Only the Liberal Democrats, that most democratic of all parties, would actually consult their supporters before making such an important decision, so, if you would like to have your say, email the Lib Dem executive via: firstname.lastname@example.org
Get your email in by 2pm Saturday and maybe you can influence their decision.
They ask that you include some information about who you are and why you care and, please, keep your argument brief; they will have a lot to read.
Here is the letter I sent them earlier, feel free to copy it and alter as you see fit:
***Update: I have revised my letter as I have strengthened my argument, the recommendation is the same.***
To whom it may concern,
The apparent choice is between a risky Lib/Lab pact that could go very wrong but which also represents our best chance of getting PR and some safer options, including a Lib/Con pact or no pact at all.
I believe that is a mistaken interpretation of the options. The truth is a Lib/Lab pact with a slim chance of reform vs the certain decline of the party, the only question being how fast. Put that way, the risky chance of reform is not only the best choice, it is the only sensible choice.

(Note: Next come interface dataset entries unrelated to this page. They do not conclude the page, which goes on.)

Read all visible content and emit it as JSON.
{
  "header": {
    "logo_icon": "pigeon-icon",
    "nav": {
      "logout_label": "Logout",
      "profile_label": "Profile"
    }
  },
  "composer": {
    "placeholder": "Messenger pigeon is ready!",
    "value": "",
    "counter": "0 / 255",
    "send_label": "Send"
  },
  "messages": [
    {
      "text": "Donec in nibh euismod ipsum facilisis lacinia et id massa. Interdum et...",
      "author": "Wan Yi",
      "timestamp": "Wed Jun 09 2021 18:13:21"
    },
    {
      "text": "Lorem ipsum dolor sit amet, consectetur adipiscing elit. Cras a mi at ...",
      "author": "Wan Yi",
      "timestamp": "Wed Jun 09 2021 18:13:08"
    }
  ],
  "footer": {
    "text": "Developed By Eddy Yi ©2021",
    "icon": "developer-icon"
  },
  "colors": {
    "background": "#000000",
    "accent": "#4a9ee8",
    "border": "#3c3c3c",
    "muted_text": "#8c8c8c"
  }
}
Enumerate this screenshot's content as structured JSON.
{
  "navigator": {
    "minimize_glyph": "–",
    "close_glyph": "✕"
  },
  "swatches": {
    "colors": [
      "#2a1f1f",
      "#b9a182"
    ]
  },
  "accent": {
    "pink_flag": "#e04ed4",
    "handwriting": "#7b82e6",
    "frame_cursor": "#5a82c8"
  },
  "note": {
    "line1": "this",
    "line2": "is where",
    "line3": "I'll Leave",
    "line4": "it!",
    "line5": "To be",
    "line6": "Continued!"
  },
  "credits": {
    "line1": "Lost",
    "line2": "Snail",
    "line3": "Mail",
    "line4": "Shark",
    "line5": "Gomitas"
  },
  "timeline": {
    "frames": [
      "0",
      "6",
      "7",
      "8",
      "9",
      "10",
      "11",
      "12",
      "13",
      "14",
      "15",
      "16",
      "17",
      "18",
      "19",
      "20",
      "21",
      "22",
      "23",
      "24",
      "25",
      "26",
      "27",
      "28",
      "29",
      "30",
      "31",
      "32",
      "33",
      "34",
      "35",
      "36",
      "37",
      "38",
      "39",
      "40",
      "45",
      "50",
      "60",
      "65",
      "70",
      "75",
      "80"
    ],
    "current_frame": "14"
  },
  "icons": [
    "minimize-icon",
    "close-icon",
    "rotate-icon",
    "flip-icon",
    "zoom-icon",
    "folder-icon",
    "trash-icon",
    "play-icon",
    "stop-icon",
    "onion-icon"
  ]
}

I believe this because while we have FPTP the only way to get serious power is to leap-frog one of the other parties and go from 20 to 40% of the popular vote overnight. This will self-evidently never happen. We cannot achieve 40% based on a slow continual increase because when we get to around 25% and three similarly strong parties FPTP breaks down and delivers a hung parliament. This is always followed by a reset where the smallest party is cast down by the electorate – not because they don’t want to vote that way but because their votes will be wasted if they do. It happened in 1974 and it is happening again now. It makes no difference what we do, if we do not get PR, the party will decline and it may take us 35 years to regain our current position.
Uniquely this time, the public wanted a hung parliament, they are calling for PR and are setting up demonstrations and petitions (25000 names in 18 hours!) to show that that is the case. If we let them down by failing to grab this opportunity, they will not forgive us and the punishment and the fall will be swift and far.